→ WHAT THE EXERCISE ASKS: Reproduce the records word for word, apart from the images they contain.

→ RECORDS SHOWN:

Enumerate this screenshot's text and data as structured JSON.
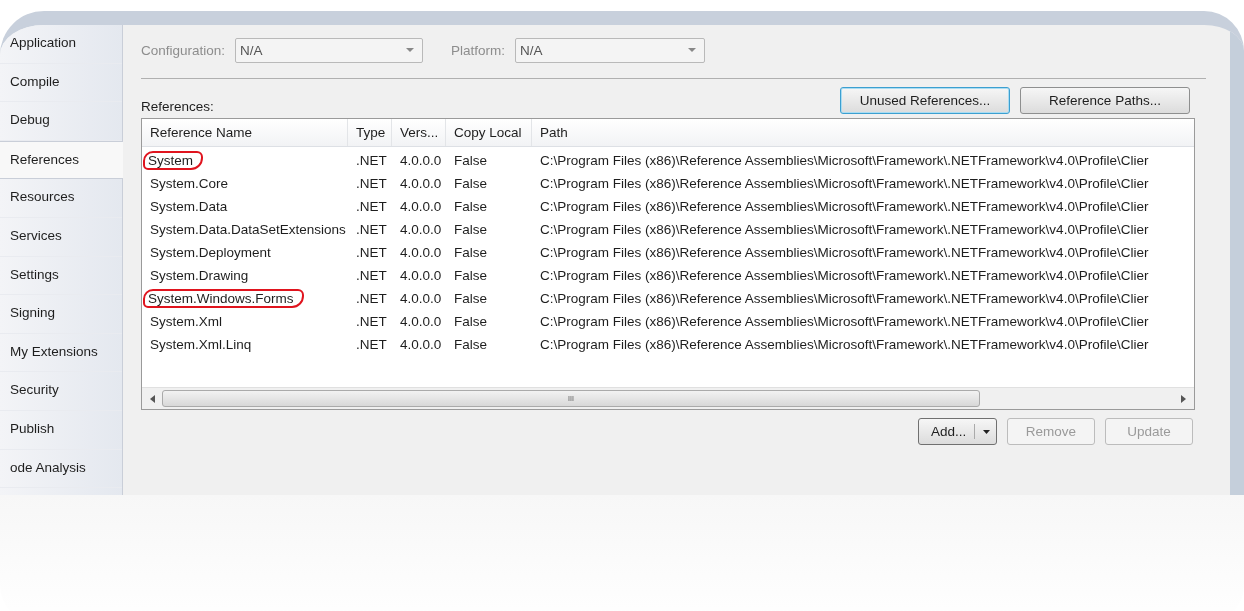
{
  "sidebar": {
    "items": [
      {
        "label": "Application",
        "selected": false
      },
      {
        "label": "Compile",
        "selected": false
      },
      {
        "label": "Debug",
        "selected": false
      },
      {
        "label": "References",
        "selected": true
      },
      {
        "label": "Resources",
        "selected": false
      },
      {
        "label": "Services",
        "selected": false
      },
      {
        "label": "Settings",
        "selected": false
      },
      {
        "label": "Signing",
        "selected": false
      },
      {
        "label": "My Extensions",
        "selected": false
      },
      {
        "label": "Security",
        "selected": false
      },
      {
        "label": "Publish",
        "selected": false
      },
      {
        "label": "ode Analysis",
        "selected": false
      }
    ]
  },
  "configuration": {
    "label": "Configuration:",
    "value": "N/A",
    "disabled": true
  },
  "platform": {
    "label": "Platform:",
    "value": "N/A",
    "disabled": true
  },
  "buttons_top": [
    {
      "label": "Unused References...",
      "focused": true
    },
    {
      "label": "Reference Paths...",
      "focused": false
    }
  ],
  "references_label": "References:",
  "table": {
    "columns": [
      "Reference Name",
      "Type",
      "Vers...",
      "Copy Local",
      "Path"
    ],
    "rows": [
      {
        "cells": [
          "System",
          ".NET",
          "4.0.0.0",
          "False",
          "C:\\Program Files (x86)\\Reference Assemblies\\Microsoft\\Framework\\.NETFramework\\v4.0\\Profile\\Clier"
        ],
        "circled": true
      },
      {
        "cells": [
          "System.Core",
          ".NET",
          "4.0.0.0",
          "False",
          "C:\\Program Files (x86)\\Reference Assemblies\\Microsoft\\Framework\\.NETFramework\\v4.0\\Profile\\Clier"
        ],
        "circled": false
      },
      {
        "cells": [
          "System.Data",
          ".NET",
          "4.0.0.0",
          "False",
          "C:\\Program Files (x86)\\Reference Assemblies\\Microsoft\\Framework\\.NETFramework\\v4.0\\Profile\\Clier"
        ],
        "circled": false
      },
      {
        "cells": [
          "System.Data.DataSetExtensions",
          ".NET",
          "4.0.0.0",
          "False",
          "C:\\Program Files (x86)\\Reference Assemblies\\Microsoft\\Framework\\.NETFramework\\v4.0\\Profile\\Clier"
        ],
        "circled": false
      },
      {
        "cells": [
          "System.Deployment",
          ".NET",
          "4.0.0.0",
          "False",
          "C:\\Program Files (x86)\\Reference Assemblies\\Microsoft\\Framework\\.NETFramework\\v4.0\\Profile\\Clier"
        ],
        "circled": false
      },
      {
        "cells": [
          "System.Drawing",
          ".NET",
          "4.0.0.0",
          "False",
          "C:\\Program Files (x86)\\Reference Assemblies\\Microsoft\\Framework\\.NETFramework\\v4.0\\Profile\\Clier"
        ],
        "circled": false
      },
      {
        "cells": [
          "System.Windows.Forms",
          ".NET",
          "4.0.0.0",
          "False",
          "C:\\Program Files (x86)\\Reference Assemblies\\Microsoft\\Framework\\.NETFramework\\v4.0\\Profile\\Clier"
        ],
        "circled": true
      },
      {
        "cells": [
          "System.Xml",
          ".NET",
          "4.0.0.0",
          "False",
          "C:\\Program Files (x86)\\Reference Assemblies\\Microsoft\\Framework\\.NETFramework\\v4.0\\Profile\\Clier"
        ],
        "circled": false
      },
      {
        "cells": [
          "System.Xml.Linq",
          ".NET",
          "4.0.0.0",
          "False",
          "C:\\Program Files (x86)\\Reference Assemblies\\Microsoft\\Framework\\.NETFramework\\v4.0\\Profile\\Clier"
        ],
        "circled": false
      }
    ]
  },
  "scroll_grip": "III",
  "buttons_bottom": [
    {
      "label": "Add...",
      "kind": "split",
      "disabled": false
    },
    {
      "label": "Remove",
      "kind": "plain",
      "disabled": true
    },
    {
      "label": "Update",
      "kind": "plain",
      "disabled": true
    }
  ]
}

→ EXERCISE RESULT:
Enumerate this screenshot's text and data as structured JSON.
{
  "sidebar": {
    "items": [
      {
        "label": "Application",
        "selected": false
      },
      {
        "label": "Compile",
        "selected": false
      },
      {
        "label": "Debug",
        "selected": false
      },
      {
        "label": "References",
        "selected": true
      },
      {
        "label": "Resources",
        "selected": false
      },
      {
        "label": "Services",
        "selected": false
      },
      {
        "label": "Settings",
        "selected": false
      },
      {
        "label": "Signing",
        "selected": false
      },
      {
        "label": "My Extensions",
        "selected": false
      },
      {
        "label": "Security",
        "selected": false
      },
      {
        "label": "Publish",
        "selected": false
      },
      {
        "label": "ode Analysis",
        "selected": false
      }
    ]
  },
  "configuration": {
    "label": "Configuration:",
    "value": "N/A",
    "disabled": true
  },
  "platform": {
    "label": "Platform:",
    "value": "N/A",
    "disabled": true
  },
  "buttons_top": [
    {
      "label": "Unused References...",
      "focused": true
    },
    {
      "label": "Reference Paths...",
      "focused": false
    }
  ],
  "references_label": "References:",
  "table": {
    "columns": [
      "Reference Name",
      "Type",
      "Vers...",
      "Copy Local",
      "Path"
    ],
    "rows": [
      {
        "cells": [
          "System",
          ".NET",
          "4.0.0.0",
          "False",
          "C:\\Program Files (x86)\\Reference Assemblies\\Microsoft\\Framework\\.NETFramework\\v4.0\\Profile\\Clier"
        ],
        "circled": true
      },
      {
        "cells": [
          "System.Core",
          ".NET",
          "4.0.0.0",
          "False",
          "C:\\Program Files (x86)\\Reference Assemblies\\Microsoft\\Framework\\.NETFramework\\v4.0\\Profile\\Clier"
        ],
        "circled": false
      },
      {
        "cells": [
          "System.Data",
          ".NET",
          "4.0.0.0",
          "False",
          "C:\\Program Files (x86)\\Reference Assemblies\\Microsoft\\Framework\\.NETFramework\\v4.0\\Profile\\Clier"
        ],
        "circled": false
      },
      {
        "cells": [
          "System.Data.DataSetExtensions",
          ".NET",
          "4.0.0.0",
          "False",
          "C:\\Program Files (x86)\\Reference Assemblies\\Microsoft\\Framework\\.NETFramework\\v4.0\\Profile\\Clier"
        ],
        "circled": false
      },
      {
        "cells": [
          "System.Deployment",
          ".NET",
          "4.0.0.0",
          "False",
          "C:\\Program Files (x86)\\Reference Assemblies\\Microsoft\\Framework\\.NETFramework\\v4.0\\Profile\\Clier"
        ],
        "circled": false
      },
      {
        "cells": [
          "System.Drawing",
          ".NET",
          "4.0.0.0",
          "False",
          "C:\\Program Files (x86)\\Reference Assemblies\\Microsoft\\Framework\\.NETFramework\\v4.0\\Profile\\Clier"
        ],
        "circled": false
      },
      {
        "cells": [
          "System.Windows.Forms",
          ".NET",
          "4.0.0.0",
          "False",
          "C:\\Program Files (x86)\\Reference Assemblies\\Microsoft\\Framework\\.NETFramework\\v4.0\\Profile\\Clier"
        ],
        "circled": true
      },
      {
        "cells": [
          "System.Xml",
          ".NET",
          "4.0.0.0",
          "False",
          "C:\\Program Files (x86)\\Reference Assemblies\\Microsoft\\Framework\\.NETFramework\\v4.0\\Profile\\Clier"
        ],
        "circled": false
      },
      {
        "cells": [
          "System.Xml.Linq",
          ".NET",
          "4.0.0.0",
          "False",
          "C:\\Program Files (x86)\\Reference Assemblies\\Microsoft\\Framework\\.NETFramework\\v4.0\\Profile\\Clier"
        ],
        "circled": false
      }
    ]
  },
  "scroll_grip": "III",
  "buttons_bottom": [
    {
      "label": "Add...",
      "kind": "split",
      "disabled": false
    },
    {
      "label": "Remove",
      "kind": "plain",
      "disabled": true
    },
    {
      "label": "Update",
      "kind": "plain",
      "disabled": true
    }
  ]
}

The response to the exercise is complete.